Working data Block Start

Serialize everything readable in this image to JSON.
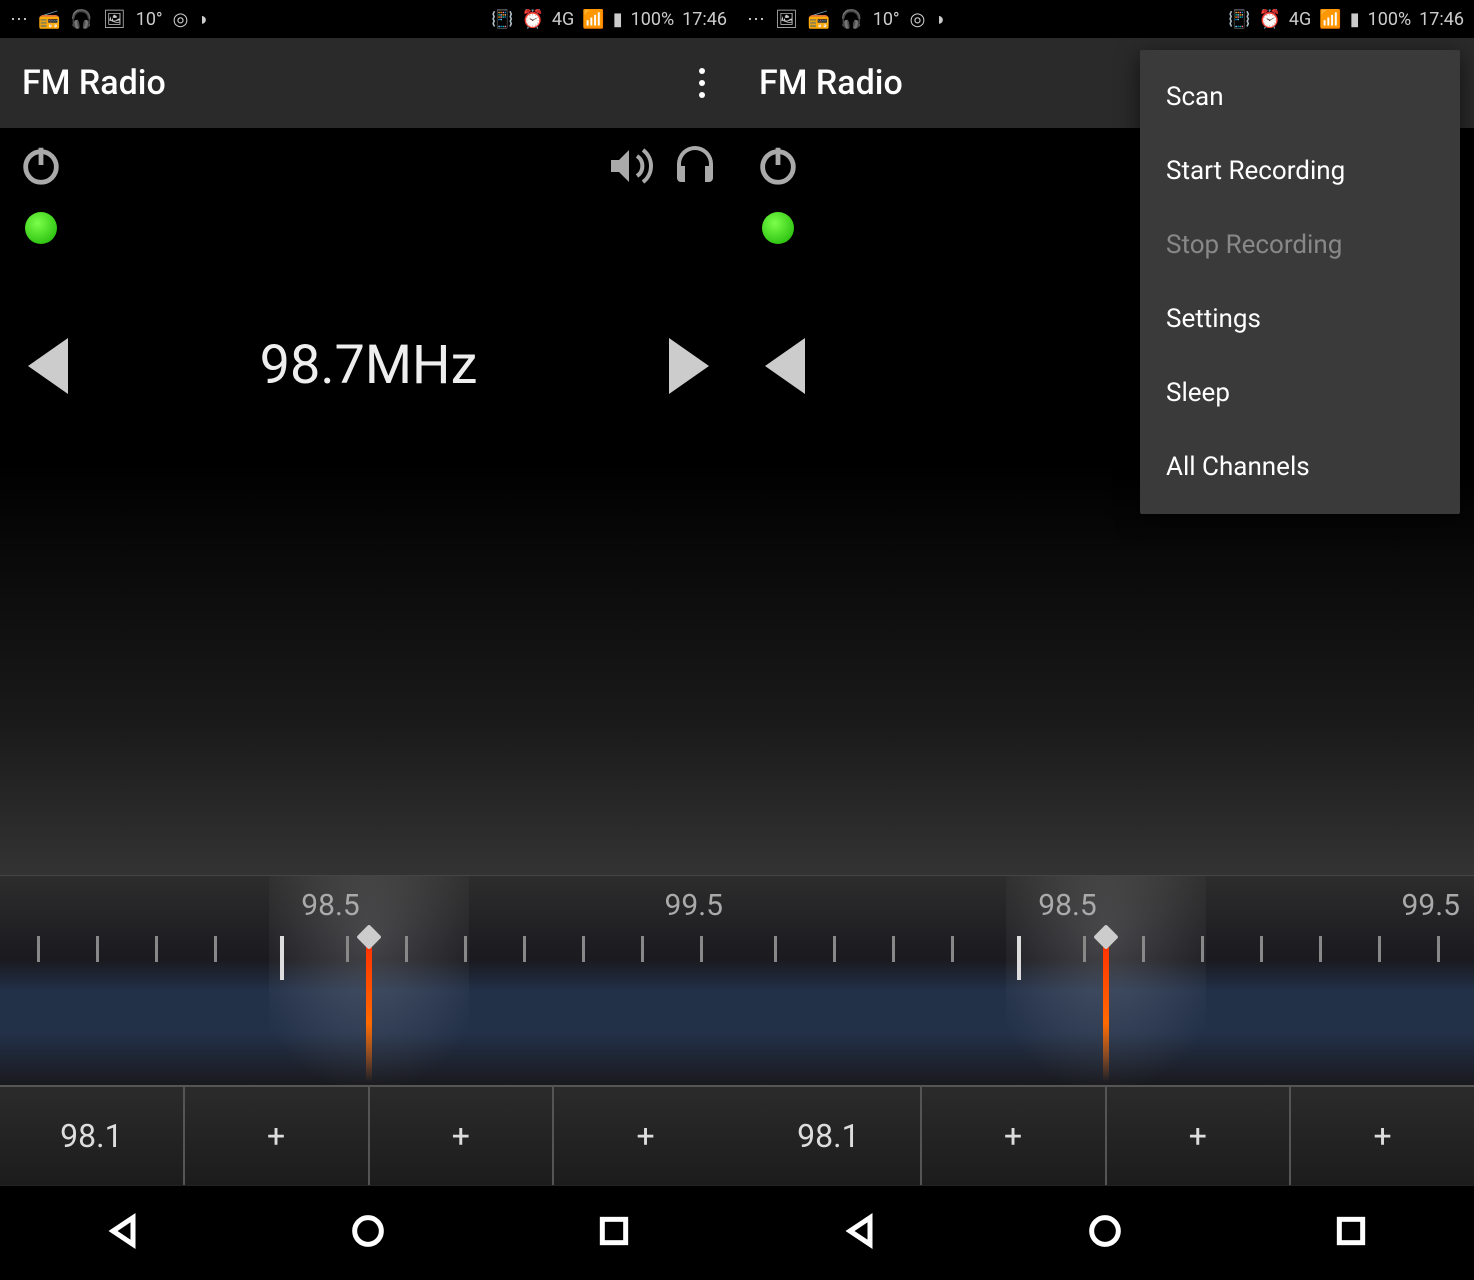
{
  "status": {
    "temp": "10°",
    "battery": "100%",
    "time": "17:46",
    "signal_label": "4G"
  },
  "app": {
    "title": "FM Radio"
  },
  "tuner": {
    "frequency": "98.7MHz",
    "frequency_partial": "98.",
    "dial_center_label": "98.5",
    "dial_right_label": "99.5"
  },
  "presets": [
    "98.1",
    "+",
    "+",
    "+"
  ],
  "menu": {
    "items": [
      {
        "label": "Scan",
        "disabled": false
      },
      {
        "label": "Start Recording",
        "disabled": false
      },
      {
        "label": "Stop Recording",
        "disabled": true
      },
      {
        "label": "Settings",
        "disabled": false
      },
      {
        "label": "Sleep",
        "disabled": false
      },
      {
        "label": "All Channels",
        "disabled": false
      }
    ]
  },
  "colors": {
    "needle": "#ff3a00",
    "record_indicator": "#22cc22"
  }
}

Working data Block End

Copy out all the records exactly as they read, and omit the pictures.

Serialize everything readable in this image to JSON.
{
  "status": {
    "temp": "10°",
    "battery": "100%",
    "time": "17:46",
    "signal_label": "4G"
  },
  "app": {
    "title": "FM Radio"
  },
  "tuner": {
    "frequency": "98.7MHz",
    "frequency_partial": "98.",
    "dial_center_label": "98.5",
    "dial_right_label": "99.5"
  },
  "presets": [
    "98.1",
    "+",
    "+",
    "+"
  ],
  "menu": {
    "items": [
      {
        "label": "Scan",
        "disabled": false
      },
      {
        "label": "Start Recording",
        "disabled": false
      },
      {
        "label": "Stop Recording",
        "disabled": true
      },
      {
        "label": "Settings",
        "disabled": false
      },
      {
        "label": "Sleep",
        "disabled": false
      },
      {
        "label": "All Channels",
        "disabled": false
      }
    ]
  },
  "colors": {
    "needle": "#ff3a00",
    "record_indicator": "#22cc22"
  }
}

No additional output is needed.